The ECB announced that it was extending its forward guidance on interest rate levels, saying that it would not raise rates before 2020. Although this should not have come as a surprise, the ECB had been on record until now as saying that rates could move higher in late 2019. In an acknowledgment to the slowdown in the eurozone, the ECB announced a new round of long-term loans to eurozone banks and slashed the 2019 GDP forecast for the bloc to 1.1%, down from 1.7% in the previous forecast. Mario Draghi reinforced the bank's dovish stance in his press conference, saying that risk was pointed to the downside, although a recession was unlikely. Trade trembles and Brexit bumbling start the week EUR/USD Fundamentals Monday (March 11) 3:00 German Industrial Production. 3:00 German Trade Balance. 8:30 US Core Retail Sales. 8:30 US Retail Sales. 10:00 US Business Inventories. Tuesday (March 12) 8:30 US Core CPI. *All release times are EST EUR/USD for Monday, March 11, 2019 EUR/USD for March 11 at 5:35 EST Open: 1.1235 High: 1.1259 Low: 1.1223 Close: 1.1241 EUR/USD Technical EUR/USD was flat in the Asian session and is showing limited movement in the European session Leveraged trading is high risk and not suitable for all.
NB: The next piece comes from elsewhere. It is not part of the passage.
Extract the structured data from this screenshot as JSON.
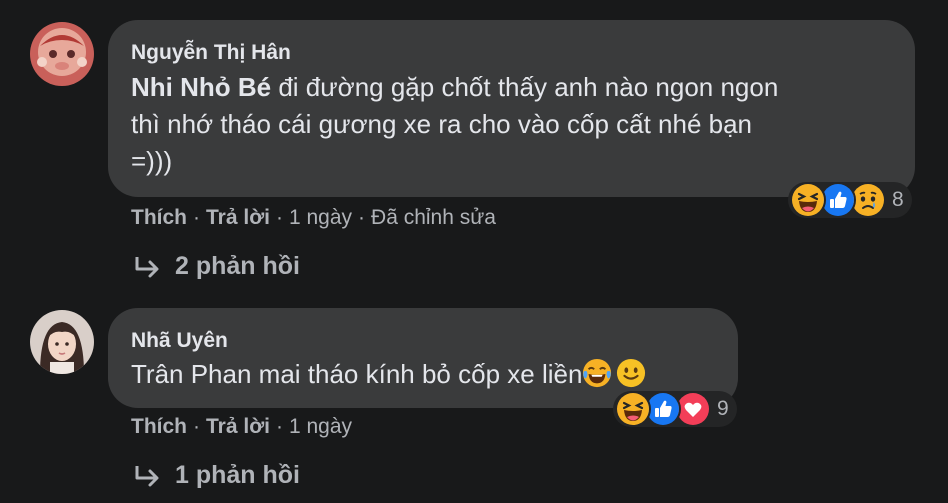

Tesla's reputation as a really cool automotive industry disrupter might not be sitting so well with one set of key stakeholders amid CEO Elon Musk's vacillation over his bricks-and-mortar store and service location strategy. Besides customers, employees, vendors and investors, you can add landlords to that list of stakeholders trying to figure out what Musk will do next. Tesla last week closed 24 of its 129 U.S. retail locations in favor of online-only sales. But some of those stores are reopening this week in an about-face of Tesla's about-face from last week. The automaker said in its latest annual report last month that it owes $1.63 billion in operating lease obligations — including $276 million in 2019 and $257 million in 2020. These lease obligations don't just go away when a store is closed. Unless it can renegotiate, the only way Tesla can break these contracts is by declaring bankruptcy. Musk and Tesla might take pride in disruption, but commercial landlords typically don't. They take a thoughtful long-term approach to their business before they invest billions of dollars on upscale real estate developments. These companies happily house Tesla stores and they expect to be paid. One of them is longtime mall giant Taubman Centers Inc., based in suburban Detroit. Taubman, which specializes in high-end malls and shopping centers, houses seven full Tesla locations along with one temporary store. CEO Robert Taubman, speaking at an industry event last week, said his company was already in negotiations with Tesla, presumably over new locations. "So I'm not sure the [Tesla] staff knows exactly what to do, much less the rest of us," Taubman said, according to a transcript of the event in Hollywood, Fla. Tesla leases prime "50 yard line" kind of locations in Taubman's malls with about 4,000 square feet. "It's a great tenant for our centers," he added. It's doing a lot of business." But make no mistake: Taubman Centers will expect Tesla to fulfill its contractual commitments, particularly at a time when malls are struggling to keep viable retail tenants. "They still have contracts and it's a company with a viable balance sheet," Taubman said. But it's a company with a viable balance sheet that is going to owe a lot of landlords a lot of money." So, given the absurdity of closing successful, high-visibility stores when you still have to pay prime rent, Musk changed his mind about some of the store closings over the weekend. "A few stores in high visibility locations that were closed due to low throughput will be reopened, but with a smaller Tesla crew," Tesla said in a statement on Sunday. "In addition, there are another 20 percent of locations that are under review, and depending on their effectiveness over the next few months, some will be closed and some will remain open." Taubman Centers reported Monday that two Tesla stores that closed last week — at the International Market Place in Honolulu and The Gardens on El Paseo in Palm Desert, Calif.